A Maker Faire, according to Caren Long, media specialist at the school, is something that is part science fair and part craft fair. The students are using as many recycled products as possible to construct anything from a bubble gum machine to a soda fountain dispenser.
“After going to a mini Maker Faire in Raleigh at Wake Technical Community College, I decided I wanted to bring the idea back to Union and offer our students a chance to participate,” Long said.
Maker Faires are an all-ages gathering of tech enthusiasts, crafters, educators, tinkerers, hobbyists, engineers, science clubs, authors, artists, students and commercial exhibitors. These “makers” participate in the Maker Faire to show what they have made and to share what they have learned.
The more than 300 students at Union Intermediate will have the opportunity to show their crafts and projects Feb. 22, from 3-5 p.m., during the school-sponsored event. There will be demonstrations, exhibits, make-n-takes and hands-on activities at the faire.
The ideas, Long explained, were thought out by each student.
Lilyanne White, a fifth-grade student, took initiative and designed and crafted a bubble gum machine at home. The fully-functional machine was made out of recycled cardboard, vinyl, rubber bands, a plastic jar and paint.

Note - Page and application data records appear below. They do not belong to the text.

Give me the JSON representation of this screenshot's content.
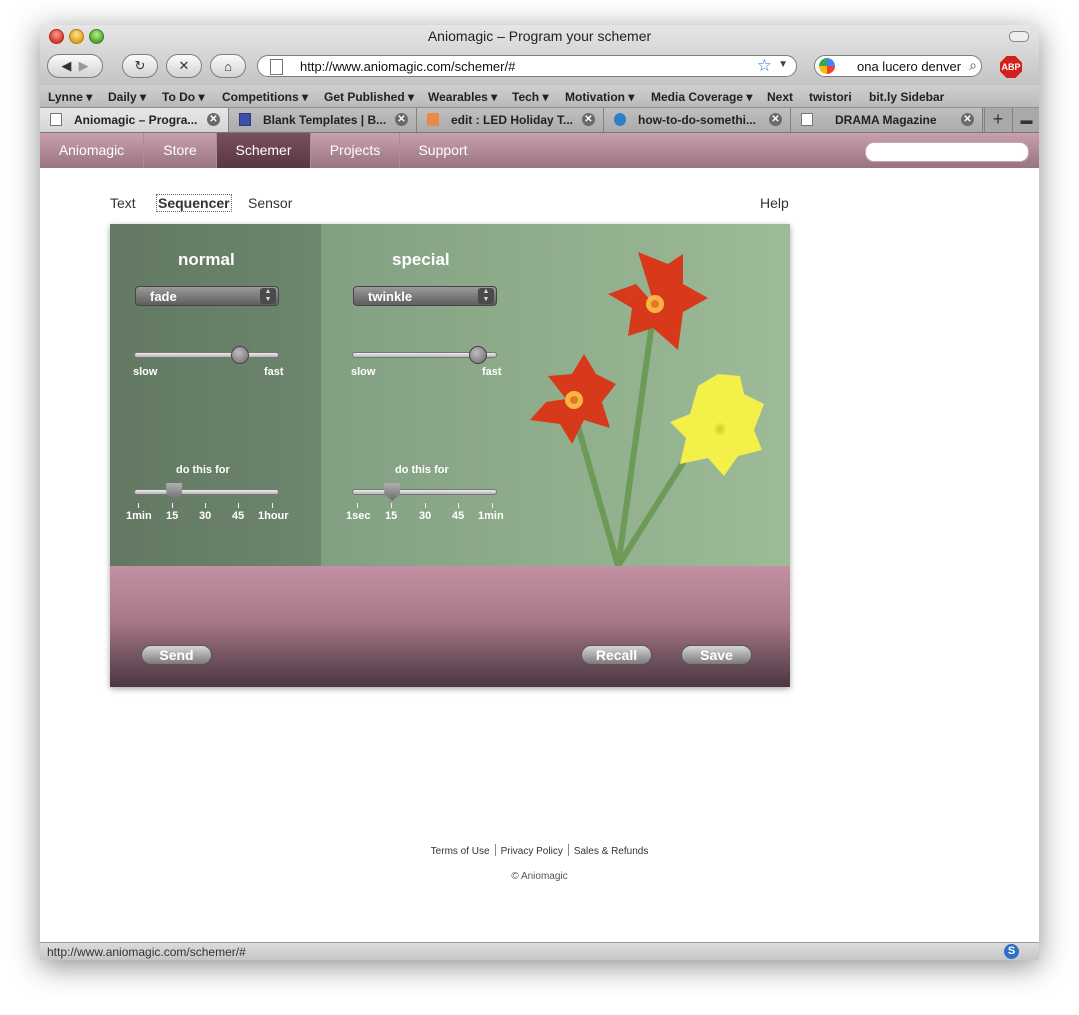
{
  "window": {
    "title": "Aniomagic – Program your schemer"
  },
  "toolbar": {
    "url": "http://www.aniomagic.com/schemer/#",
    "search_value": "ona lucero denver",
    "abp_label": "ABP"
  },
  "bookmarks": [
    {
      "label": "Lynne"
    },
    {
      "label": "Daily"
    },
    {
      "label": "To Do"
    },
    {
      "label": "Competitions"
    },
    {
      "label": "Get Published"
    },
    {
      "label": "Wearables"
    },
    {
      "label": "Tech"
    },
    {
      "label": "Motivation"
    },
    {
      "label": "Media Coverage"
    },
    {
      "label": "Next"
    },
    {
      "label": "twistori"
    },
    {
      "label": "bit.ly Sidebar"
    }
  ],
  "tabs": [
    {
      "label": "Aniomagic – Progra..."
    },
    {
      "label": "Blank Templates | B..."
    },
    {
      "label": "edit : LED Holiday T..."
    },
    {
      "label": "how-to-do-somethi..."
    },
    {
      "label": "DRAMA Magazine"
    }
  ],
  "site_nav": [
    {
      "label": "Aniomagic"
    },
    {
      "label": "Store"
    },
    {
      "label": "Schemer"
    },
    {
      "label": "Projects"
    },
    {
      "label": "Support"
    }
  ],
  "subtabs": {
    "text": "Text",
    "sequencer": "Sequencer",
    "sensor": "Sensor",
    "help": "Help"
  },
  "normal": {
    "title": "normal",
    "mode": "fade",
    "speed_min": "slow",
    "speed_max": "fast",
    "speed_level": 0.76,
    "duration_label": "do this for",
    "duration_level": 0.25,
    "ticks": [
      "1min",
      "15",
      "30",
      "45",
      "1hour"
    ]
  },
  "special": {
    "title": "special",
    "mode": "twinkle",
    "speed_min": "slow",
    "speed_max": "fast",
    "speed_level": 0.92,
    "duration_label": "do this for",
    "duration_level": 0.25,
    "ticks": [
      "1sec",
      "15",
      "30",
      "45",
      "1min"
    ]
  },
  "buttons": {
    "send": "Send",
    "recall": "Recall",
    "save": "Save"
  },
  "footer": {
    "terms": "Terms of Use",
    "privacy": "Privacy Policy",
    "sales": "Sales & Refunds",
    "copyright": "© Aniomagic"
  },
  "status": {
    "text": "http://www.aniomagic.com/schemer/#",
    "icon_letter": "S"
  },
  "colors": {
    "accent_nav": "#a87889",
    "normal_panel": "#677e67",
    "special_panel": "#93b08e",
    "flower_red": "#d8391a",
    "flower_yellow": "#f3f04a"
  }
}
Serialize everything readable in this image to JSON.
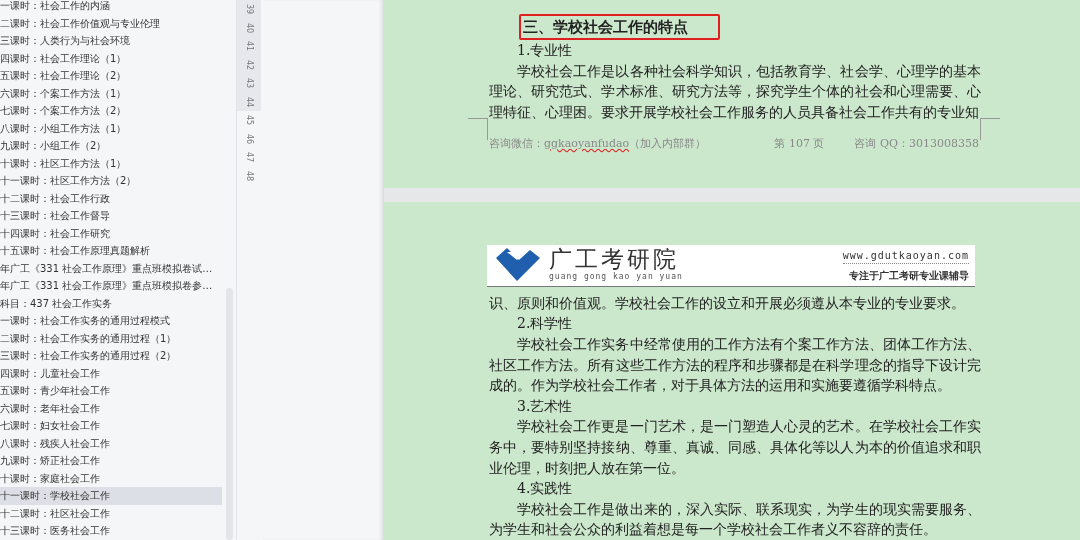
{
  "outline": {
    "items": [
      {
        "label": "一课时：社会工作的内涵",
        "selected": false
      },
      {
        "label": "二课时：社会工作价值观与专业伦理",
        "selected": false
      },
      {
        "label": "三课时：人类行为与社会环境",
        "selected": false
      },
      {
        "label": "四课时：社会工作理论（1）",
        "selected": false
      },
      {
        "label": "五课时：社会工作理论（2）",
        "selected": false
      },
      {
        "label": "六课时：个案工作方法（1）",
        "selected": false
      },
      {
        "label": "七课时：个案工作方法（2）",
        "selected": false
      },
      {
        "label": "八课时：小组工作方法（1）",
        "selected": false
      },
      {
        "label": "九课时：小组工作（2）",
        "selected": false
      },
      {
        "label": "十课时：社区工作方法（1）",
        "selected": false
      },
      {
        "label": "十一课时：社区工作方法（2）",
        "selected": false
      },
      {
        "label": "十二课时：社会工作行政",
        "selected": false
      },
      {
        "label": "十三课时：社会工作督导",
        "selected": false
      },
      {
        "label": "十四课时：社会工作研究",
        "selected": false
      },
      {
        "label": "十五课时：社会工作原理真题解析",
        "selected": false
      },
      {
        "label": "年广工《331 社会工作原理》重点班模拟卷试…",
        "selected": false
      },
      {
        "label": "年广工《331 社会工作原理》重点班模拟卷参…",
        "selected": false
      },
      {
        "label": "科目：437 社会工作实务",
        "selected": false
      },
      {
        "label": "一课时：社会工作实务的通用过程模式",
        "selected": false
      },
      {
        "label": "二课时：社会工作实务的通用过程（1）",
        "selected": false
      },
      {
        "label": "三课时：社会工作实务的通用过程（2）",
        "selected": false
      },
      {
        "label": "四课时：儿童社会工作",
        "selected": false
      },
      {
        "label": "五课时：青少年社会工作",
        "selected": false
      },
      {
        "label": "六课时：老年社会工作",
        "selected": false
      },
      {
        "label": "七课时：妇女社会工作",
        "selected": false
      },
      {
        "label": "八课时：残疾人社会工作",
        "selected": false
      },
      {
        "label": "九课时：矫正社会工作",
        "selected": false
      },
      {
        "label": "十课时：家庭社会工作",
        "selected": false
      },
      {
        "label": "十一课时：学校社会工作",
        "selected": true
      },
      {
        "label": "十二课时：社区社会工作",
        "selected": false
      },
      {
        "label": "十三课时：医务社会工作",
        "selected": false
      }
    ]
  },
  "page_strip": [
    {
      "label": "39",
      "in_view": true
    },
    {
      "label": "40",
      "in_view": true
    },
    {
      "label": "41",
      "in_view": true
    },
    {
      "label": "42",
      "in_view": true
    },
    {
      "label": "43",
      "in_view": true
    },
    {
      "label": "44",
      "in_view": true
    },
    {
      "label": "45",
      "in_view": false
    },
    {
      "label": "46",
      "in_view": false
    },
    {
      "label": "47",
      "in_view": false
    },
    {
      "label": "48",
      "in_view": false
    }
  ],
  "page_1": {
    "heading": "三、学校社会工作的特点",
    "heading_marked": true,
    "blocks": [
      {
        "kind": "subheading",
        "text": "1.专业性"
      },
      {
        "kind": "paragraph",
        "text": "学校社会工作是以各种社会科学知识，包括教育学、社会学、心理学的基本理论、研究范式、学术标准、研究方法等，探究学生个体的社会和心理需要、心理特征、心理困。要求开展学校社会工作服务的人员具备社会工作共有的专业知"
      }
    ],
    "footer": {
      "wechat_label": "咨询微信：",
      "wechat_id": "ggkaoyanfudao",
      "wechat_misspelled": true,
      "wechat_note": "（加入内部群）",
      "page": "第 107 页",
      "qq": "咨询 QQ：3013008358"
    }
  },
  "page_2": {
    "header": {
      "brand": "广工考研院",
      "pinyin": "guang gong kao yan yuan",
      "url": "www.gdutkaoyan.com",
      "slogan": "专注于广工考研专业课辅导"
    },
    "blocks": [
      {
        "kind": "continuation",
        "text": "识、原则和价值观。学校社会工作的设立和开展必须遵从本专业的专业要求。"
      },
      {
        "kind": "subheading",
        "text": "2.科学性"
      },
      {
        "kind": "paragraph",
        "text": "学校社会工作实务中经常使用的工作方法有个案工作方法、团体工作方法、社区工作方法。所有这些工作方法的程序和步骤都是在科学理念的指导下设计完成的。作为学校社会工作者，对于具体方法的运用和实施要遵循学科特点。"
      },
      {
        "kind": "subheading",
        "text": "3.艺术性"
      },
      {
        "kind": "paragraph",
        "text": "学校社会工作更是一门艺术，是一门塑造人心灵的艺术。在学校社会工作实务中，要特别坚持接纳、尊重、真诚、同感、具体化等以人为本的价值追求和职业伦理，时刻把人放在第一位。"
      },
      {
        "kind": "subheading",
        "text": "4.实践性"
      },
      {
        "kind": "paragraph",
        "text": "学校社会工作是做出来的，深入实际、联系现实，为学生的现实需要服务、为学生和社会公众的利益着想是每一个学校社会工作者义不容辞的责任。"
      }
    ]
  }
}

“I have another idea that I am working on now,” White said. “I want to make a treasure box that locks. To open the box, you will have to use a math equation to figure out the combination and there will be some type of prize inside.”
The bubble gum machine is just one of the many projects the students are working to finish before the big day.

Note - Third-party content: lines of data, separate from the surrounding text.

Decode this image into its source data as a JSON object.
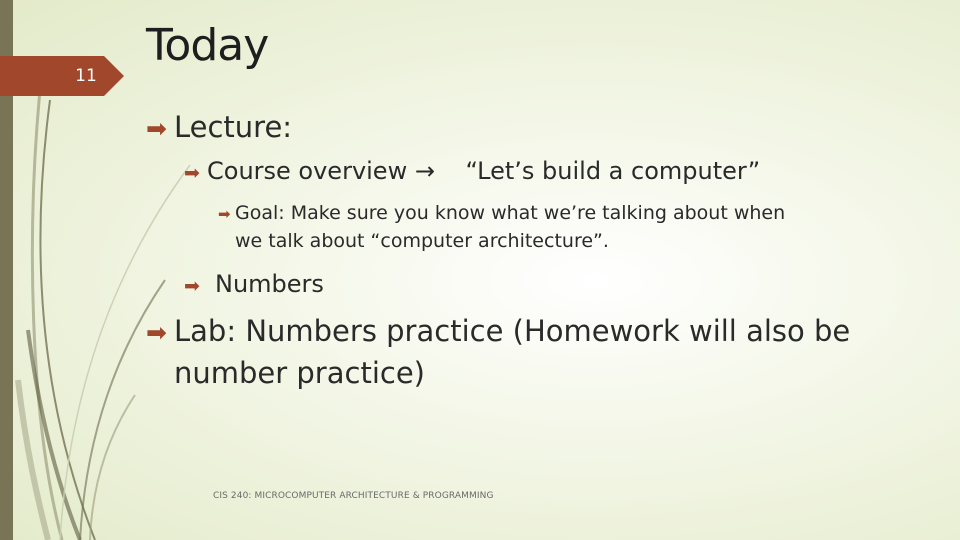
{
  "slide": {
    "page_number": "11",
    "title": "Today",
    "bullets": [
      {
        "level": 1,
        "icon": "arrow-right-icon",
        "text": "Lecture:"
      },
      {
        "level": 2,
        "icon": "arrow-right-icon",
        "text": "Course overview →    “Let’s build a computer”"
      },
      {
        "level": 3,
        "icon": "arrow-right-icon",
        "line1": "Goal: Make sure you know what we’re talking about when",
        "line2": "we talk about “computer architecture”."
      },
      {
        "level": 2,
        "icon": "arrow-right-icon",
        "text": "Numbers"
      },
      {
        "level": 1,
        "icon": "arrow-right-icon",
        "line1": "Lab: Numbers practice (Homework will also be",
        "line2": "number practice)"
      }
    ],
    "footer": "CIS 240: MICROCOMPUTER ARCHITECTURE & PROGRAMMING"
  },
  "colors": {
    "accent": "#a0472c",
    "side_bar": "#7a7456",
    "text": "#2a2a2a",
    "background_center": "#ffffff",
    "background_edge": "#e3eac9"
  }
}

Hakeem Murphy and Robby Lawson are working on building a soda fountain using recycled bottles, plastic tubing, cardboard and motors. The machine, when finished, will work just like a soda fountain at a restaurant.

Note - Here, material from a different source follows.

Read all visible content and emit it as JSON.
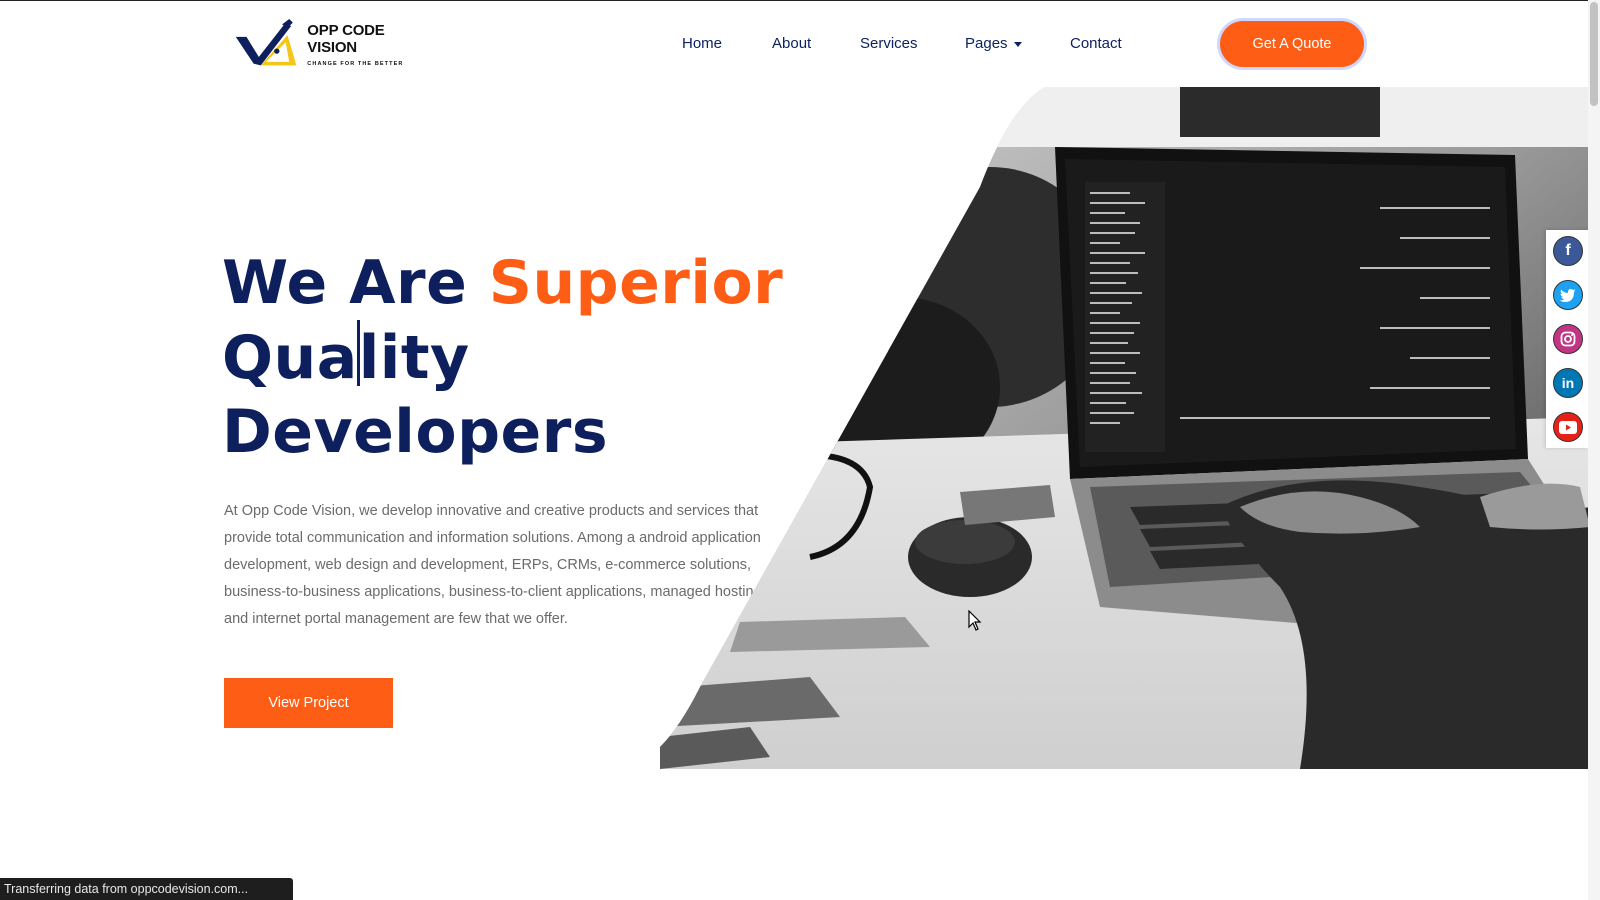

“These projects have given each student the opportunity to learn about different things without realizing they are learning,” Long explained.
Some of the other featured projects include a life-size Operation game, a solar powered car, a drone built of Legos, slime, lava lamps and handmade stress balls.
Maker Faire launched in 2006 and demonstrated the popularity of making and interest among legions of aspiring makers to participate in hands-on activities and learn new skills. In 2017, over 190 independently-produced “Mini Maker Faires” plus over 30 larger-scale Featured Maker Faires have taken place around the world, including Tokyo, Rome, Shenzhen, Taipei, Seoul, Paris, Berlin, Barcelona, Detroit, San Diego, Milwaukee, and Kansas City.
Long and her students attended their first in September in Raleigh. If successful with the local event, Long said she is hoping to take a few students to the national gathering later this year.
Maker Faire is primarily designed to be forward-looking, showcasing makers who are exploring new forms and new technologies. Maker Faire features innovation and experimentation across the spectrum of science, engineering, art, performance and craft.
“When the students are making their projects, they don’t even realize they are having to use science and math to make it work,” Long said.
Special vendors at the Union Intermediate Maker Faire are Splat Space of Durham, The Science Wizard of Raleigh, Bricks4Kids of Fayetteville, Fascinate U of Fayetteville, IEEE Move Outreach Vehicle of Raleigh, the Kings Table of Ivanhoe and Girl Scouts of North Carolina.
Students have designed several hands-on-activities for participants and visitors.
Reach Kristy D. Carter at 910-592-8137, ext. 2588. Follow us on Twitter at @SampsonInd. Like us on Facebook.